• Exercise objective
Retype all of the records precisely.

(Interface dataset entries)

══════════

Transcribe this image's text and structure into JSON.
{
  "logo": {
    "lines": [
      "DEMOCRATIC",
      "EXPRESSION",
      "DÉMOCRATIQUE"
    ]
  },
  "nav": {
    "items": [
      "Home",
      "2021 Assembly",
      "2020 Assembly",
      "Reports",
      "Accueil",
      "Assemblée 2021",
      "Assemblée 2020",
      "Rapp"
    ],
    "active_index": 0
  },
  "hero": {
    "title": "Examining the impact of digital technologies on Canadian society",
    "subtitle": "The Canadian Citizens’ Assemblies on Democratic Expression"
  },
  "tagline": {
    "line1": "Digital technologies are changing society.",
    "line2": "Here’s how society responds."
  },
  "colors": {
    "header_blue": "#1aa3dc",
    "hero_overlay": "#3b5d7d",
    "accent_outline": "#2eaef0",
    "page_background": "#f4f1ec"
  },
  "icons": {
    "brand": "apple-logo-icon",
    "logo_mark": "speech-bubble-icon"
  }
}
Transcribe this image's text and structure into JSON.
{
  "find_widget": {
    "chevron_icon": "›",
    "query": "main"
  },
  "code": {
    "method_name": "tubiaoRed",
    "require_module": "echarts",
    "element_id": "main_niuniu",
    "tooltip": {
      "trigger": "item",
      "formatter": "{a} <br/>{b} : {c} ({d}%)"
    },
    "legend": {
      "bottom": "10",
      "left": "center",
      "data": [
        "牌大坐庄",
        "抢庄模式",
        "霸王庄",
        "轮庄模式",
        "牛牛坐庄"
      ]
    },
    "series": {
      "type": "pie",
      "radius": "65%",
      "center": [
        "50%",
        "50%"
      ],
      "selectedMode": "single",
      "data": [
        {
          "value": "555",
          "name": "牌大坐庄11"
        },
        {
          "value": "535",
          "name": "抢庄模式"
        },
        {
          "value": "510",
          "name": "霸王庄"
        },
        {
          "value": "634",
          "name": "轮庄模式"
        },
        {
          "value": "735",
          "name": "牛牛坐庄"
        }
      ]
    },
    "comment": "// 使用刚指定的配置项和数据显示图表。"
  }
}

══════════

• Expected answer
Transcribe this image's text and structure into JSON.
{
  "logo": {
    "lines": [
      "DEMOCRATIC",
      "EXPRESSION",
      "DÉMOCRATIQUE"
    ]
  },
  "nav": {
    "items": [
      "Home",
      "2021 Assembly",
      "2020 Assembly",
      "Reports",
      "Accueil",
      "Assemblée 2021",
      "Assemblée 2020",
      "Rapp"
    ],
    "active_index": 0
  },
  "hero": {
    "title": "Examining the impact of digital technologies on Canadian society",
    "subtitle": "The Canadian Citizens’ Assemblies on Democratic Expression"
  },
  "tagline": {
    "line1": "Digital technologies are changing society.",
    "line2": "Here’s how society responds."
  },
  "colors": {
    "header_blue": "#1aa3dc",
    "hero_overlay": "#3b5d7d",
    "accent_outline": "#2eaef0",
    "page_background": "#f4f1ec"
  },
  "icons": {
    "brand": "apple-logo-icon",
    "logo_mark": "speech-bubble-icon"
  }
}
Transcribe this image's text and structure into JSON.
{
  "find_widget": {
    "chevron_icon": "›",
    "query": "main"
  },
  "code": {
    "method_name": "tubiaoRed",
    "require_module": "echarts",
    "element_id": "main_niuniu",
    "tooltip": {
      "trigger": "item",
      "formatter": "{a} <br/>{b} : {c} ({d}%)"
    },
    "legend": {
      "bottom": "10",
      "left": "center",
      "data": [
        "牌大坐庄",
        "抢庄模式",
        "霸王庄",
        "轮庄模式",
        "牛牛坐庄"
      ]
    },
    "series": {
      "type": "pie",
      "radius": "65%",
      "center": [
        "50%",
        "50%"
      ],
      "selectedMode": "single",
      "data": [
        {
          "value": "555",
          "name": "牌大坐庄11"
        },
        {
          "value": "535",
          "name": "抢庄模式"
        },
        {
          "value": "510",
          "name": "霸王庄"
        },
        {
          "value": "634",
          "name": "轮庄模式"
        },
        {
          "value": "735",
          "name": "牛牛坐庄"
        }
      ]
    },
    "comment": "// 使用刚指定的配置项和数据显示图表。"
  }
}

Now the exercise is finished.